43. She Was On The Naughty List
In 1927, Mdivani somehow managed to convince Murray to get out of her lucrative contract with Metro-Goldwyn-Mayer. By that time, studio head Louis B Mayer had already had about all he could take of Murray’s on-set antics—and her attempt to leave was the final straw. The powerful studio boss blacklisted her and ensured that she’d never work in Hollywood again. At least, not successfully.
44. Her Comeback Was A “Sorry Affair”
After leaving MGM, Mae Murray attempted a comeback with a sound remake of her 1922 hit Peacock Alley. But, by that time, critics and audiences had cooled to the actress. Critics dragged the film and Murray alike, even turning her nickname on her. They said she was “more bee-stung of mouth than ever”. Ouch—and the audience wasn't much kinder.
45. She Wasn’t Welcome On Stage
By this point, not even the Broadway stage wanted to take Mae Murray back. When she attempted to return to dancing, audiences found that her costumes were too youthful and that she applied heavy makeup in an attempt to conceal her age. And sadly, it’s not like things were going well in her personal life either. In fact, they were imploding.
46. She Was Publicly Embarrassed
In 1934, Mdivani divorced Murray—but not before he had torpedoed her career and drained her of all of her money. And that’s not even the worst part. Mdivani also deprived Murray of custody over their only child. Much of her dirty laundry ended up in the tabloids thanks to an embarrassing lawsuit in which her fitness guru, Sylvia of Hollywood, sued her for outstanding payments.
47. She Was A Little Lost
For most of the rest of her life, Mae Murray disappeared from the public eye…until she reappeared in the strangest way. In February of 1964, officers found a nearly 80-year-old Murray wandering the streets of St Louis. When they questioned her, she confessed that she had become lost while trying to take a bus from Los Angeles to New York.
48. She Didn’t Know Where She Was

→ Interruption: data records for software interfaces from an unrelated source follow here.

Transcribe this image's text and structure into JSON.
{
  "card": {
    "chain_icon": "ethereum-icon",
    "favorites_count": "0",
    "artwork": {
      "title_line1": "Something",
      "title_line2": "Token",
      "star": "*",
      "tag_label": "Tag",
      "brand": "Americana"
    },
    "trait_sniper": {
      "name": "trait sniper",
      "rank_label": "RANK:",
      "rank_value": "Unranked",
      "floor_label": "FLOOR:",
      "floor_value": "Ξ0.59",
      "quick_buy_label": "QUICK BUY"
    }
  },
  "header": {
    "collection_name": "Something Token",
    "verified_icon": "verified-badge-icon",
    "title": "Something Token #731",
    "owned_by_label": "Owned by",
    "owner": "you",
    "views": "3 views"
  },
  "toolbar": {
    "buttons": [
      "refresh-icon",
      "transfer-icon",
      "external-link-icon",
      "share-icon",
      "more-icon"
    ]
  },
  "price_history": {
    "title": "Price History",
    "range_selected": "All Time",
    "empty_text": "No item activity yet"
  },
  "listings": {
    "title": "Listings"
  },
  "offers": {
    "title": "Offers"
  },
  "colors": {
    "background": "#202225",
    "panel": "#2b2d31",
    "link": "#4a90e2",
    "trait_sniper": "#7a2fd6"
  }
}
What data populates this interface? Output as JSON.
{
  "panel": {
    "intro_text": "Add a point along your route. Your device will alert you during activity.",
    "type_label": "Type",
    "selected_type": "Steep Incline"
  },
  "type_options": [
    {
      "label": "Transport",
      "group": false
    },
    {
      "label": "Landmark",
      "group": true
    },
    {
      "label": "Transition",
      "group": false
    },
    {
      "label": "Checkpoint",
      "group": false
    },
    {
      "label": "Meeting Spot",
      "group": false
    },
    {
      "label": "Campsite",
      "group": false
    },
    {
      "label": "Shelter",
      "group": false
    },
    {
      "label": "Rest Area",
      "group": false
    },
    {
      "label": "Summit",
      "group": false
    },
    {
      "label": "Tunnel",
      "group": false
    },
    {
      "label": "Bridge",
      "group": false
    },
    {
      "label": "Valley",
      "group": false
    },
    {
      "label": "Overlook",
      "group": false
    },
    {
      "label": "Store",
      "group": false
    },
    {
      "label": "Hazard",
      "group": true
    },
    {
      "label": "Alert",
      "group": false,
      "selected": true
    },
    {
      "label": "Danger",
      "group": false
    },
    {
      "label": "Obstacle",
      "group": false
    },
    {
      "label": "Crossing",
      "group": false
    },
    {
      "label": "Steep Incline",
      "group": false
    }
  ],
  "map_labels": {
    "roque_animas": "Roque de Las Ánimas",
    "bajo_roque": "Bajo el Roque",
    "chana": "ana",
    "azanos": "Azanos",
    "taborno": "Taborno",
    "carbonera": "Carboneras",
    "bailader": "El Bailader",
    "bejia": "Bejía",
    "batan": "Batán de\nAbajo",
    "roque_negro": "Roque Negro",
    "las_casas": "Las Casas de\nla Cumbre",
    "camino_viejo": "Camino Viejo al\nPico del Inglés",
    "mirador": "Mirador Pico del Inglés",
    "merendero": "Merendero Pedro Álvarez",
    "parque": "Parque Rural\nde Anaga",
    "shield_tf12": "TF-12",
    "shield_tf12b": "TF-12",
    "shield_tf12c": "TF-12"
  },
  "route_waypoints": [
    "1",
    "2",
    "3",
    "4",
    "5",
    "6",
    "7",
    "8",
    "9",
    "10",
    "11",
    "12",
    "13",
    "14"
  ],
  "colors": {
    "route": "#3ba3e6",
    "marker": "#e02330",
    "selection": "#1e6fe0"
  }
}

Strangely, Murray thought that she was in New York and told the officers that she had checked into a hotel but couldn’t remember the name. When they offered to pay her bus fare back to Los Angeles, Murray obstinately refused and claimed to have a ticket in her purse that she was having trouble finding.
Sadly, Murray was already running out of time.
49. She Was Penniless In The End
Mae Murray departed this life shortly thereafter in the Motion Picture House, bolstered by the Motion Picture & Television Fund that she had helped to initiate. But even in her final years, an old enemy tried to get revenge.
50. He Never Forgave Her
According to some reports, Louis B Mayer still held his grudge against Mae Murray and refused to list her as a recipient of a pension in his final years. That’s how the “Gardenia of the Screen” wilted—but thankfully, Mayer’s attempt at vengeance didn’t quite take. Several years following her passing, she was honored with a star on the Hollywood Walk of Fame for her contributions to film.